Soumadri Chowdhury explores Chinese New Year celebrations in his native Kolkata following tense Indo-Chinese relations.
As we spend the days at home, locked down in uncertainty, we get time to introspect on the days that have gone by, and one such significant memory is my first-hand experience of the cultural diversity and inclusive nature of my city, Kolkata.
With the rising tensions across the border and the Indo-China relations turning sour, the Chinese settlements in Kolkata are also facing fearful times under such situation. They are now citizens of this country, intertwining the local cultures and lives with their own, they are all a part of us. Over the years, the city has heartily accepted all cultures and faiths and turned out into a huge conglomerate of unique cultures and festivals. Hence this photo story is to look back at the good times, the times of being together in harmony.

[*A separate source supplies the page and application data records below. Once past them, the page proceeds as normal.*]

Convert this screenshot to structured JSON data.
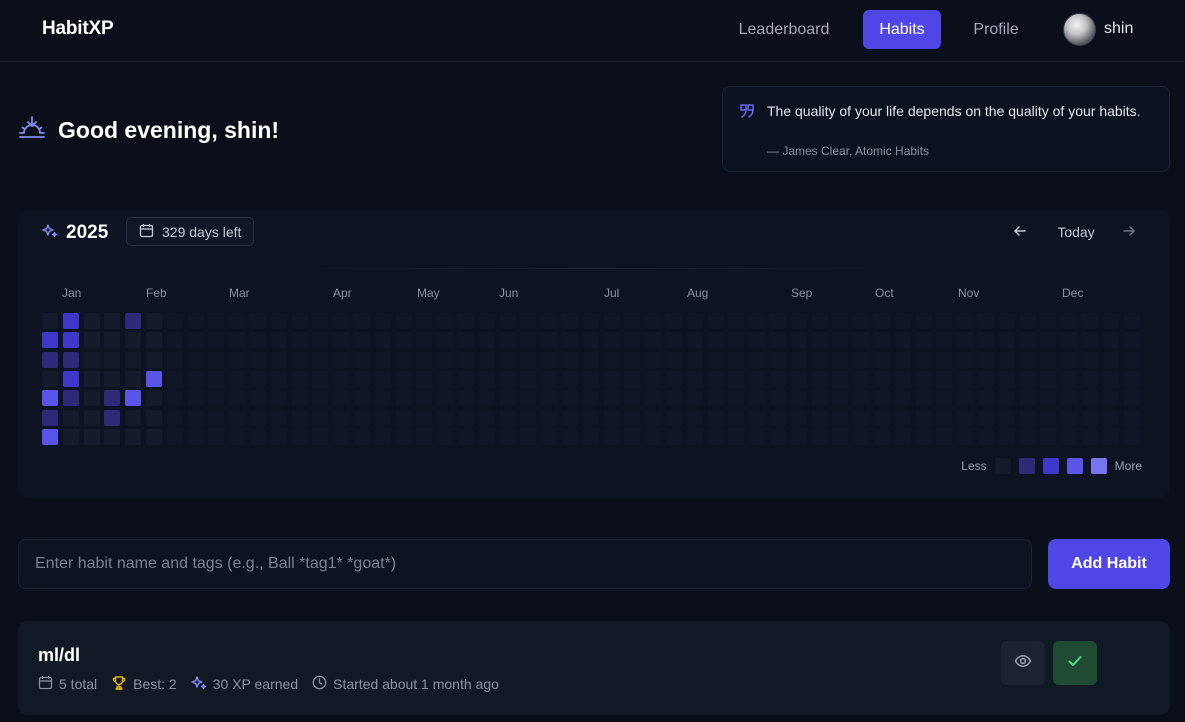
{
  "nav": {
    "brand": "HabitXP",
    "links": [
      {
        "label": "Leaderboard"
      },
      {
        "label": "Habits",
        "active": true
      },
      {
        "label": "Profile"
      }
    ],
    "user": {
      "name": "shin"
    }
  },
  "greeting": {
    "text": "Good evening, shin!",
    "icon": "sunrise-icon"
  },
  "quote": {
    "text": "The quality of your life depends on the quality of your habits.",
    "author": "— James Clear, Atomic Habits",
    "icon": "quote-icon"
  },
  "heatmap": {
    "year": "2025",
    "days_left": "329 days left",
    "today_label": "Today",
    "months": [
      "Jan",
      "Feb",
      "Mar",
      "Apr",
      "May",
      "Jun",
      "Jul",
      "Aug",
      "Sep",
      "Oct",
      "Nov",
      "Dec"
    ],
    "legend": {
      "less": "Less",
      "more": "More"
    },
    "colors": {
      "empty_past": "#161b2b",
      "empty_future": "#111626",
      "level1": "#2e2a77",
      "level2": "#3f37c9",
      "level3": "#5b54e8",
      "level4": "#7b74f0"
    },
    "active_cells": [
      {
        "week": 1,
        "day": 0,
        "level": 2
      },
      {
        "week": 4,
        "day": 0,
        "level": 1
      },
      {
        "week": 0,
        "day": 1,
        "level": 2
      },
      {
        "week": 1,
        "day": 1,
        "level": 2
      },
      {
        "week": 0,
        "day": 2,
        "level": 1
      },
      {
        "week": 1,
        "day": 2,
        "level": 1
      },
      {
        "week": 1,
        "day": 3,
        "level": 2
      },
      {
        "week": 5,
        "day": 3,
        "level": 3
      },
      {
        "week": 0,
        "day": 4,
        "level": 3
      },
      {
        "week": 1,
        "day": 4,
        "level": 1
      },
      {
        "week": 3,
        "day": 4,
        "level": 1
      },
      {
        "week": 4,
        "day": 4,
        "level": 3
      },
      {
        "week": 0,
        "day": 5,
        "level": 1
      },
      {
        "week": 3,
        "day": 5,
        "level": 1
      },
      {
        "week": 0,
        "day": 6,
        "level": 3
      }
    ],
    "past_through_week": 5
  },
  "add_habit": {
    "placeholder": "Enter habit name and tags (e.g., Ball *tag1* *goat*)",
    "button_label": "Add Habit"
  },
  "habits": [
    {
      "name": "ml/dl",
      "total": "5 total",
      "best": "Best: 2",
      "xp": "30 XP earned",
      "started": "Started about 1 month ago",
      "colors": {
        "trophy": "#eab308",
        "xp": "#818cf8"
      }
    }
  ]
}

As a citizen of this city, intrigued by the uniqueness, this year I decided to make a photo story on the Chinese New Year celebrations held in the Chinese settlements of Kolkata. On the eve of the Lunar New year, the Chinese settlements in Kolkata get decked up in string lights, red lanterns and traditional decorations. The locals gather on the streets, dressed in bright dresses, filled with glee and usher in the New Year with pomp and splendor.
Before the clock strikes midnight, the people gather in the temples and churches, indulging in music and celebrations, bursting firecrackers and have a merry time. The next morning sees the main part of the festivities. The people from the community gather at the temples to seek blessings for a prosperous year ahead. As the sound of the cymbals and the tanggu (Chinese drums) intensifies, a hefty number of on-lookers and people gather around to join in the festivities. A number of processions by different clubs start from here, going around the neighbourhood, visiting the local temples, churches and residences. The otherwise mundane streets brighten up with activity and joy, people of all ages and kind come down to be a part of the festivities.
A number of processions by different clubs start from here, going around the neighbourhood, visiting the local temples, churches and residences. The otherwise mundane streets brighten up with activity and joy, people of all ages and kind come down to be a part of the festivities.
The procession gradually makes its way through the bylanes, stopping at residences to collect blessings and rewards. An integral part of the procession are the lions and dragons, the young people who wear a traditional mask with another carrying the long flowing costume.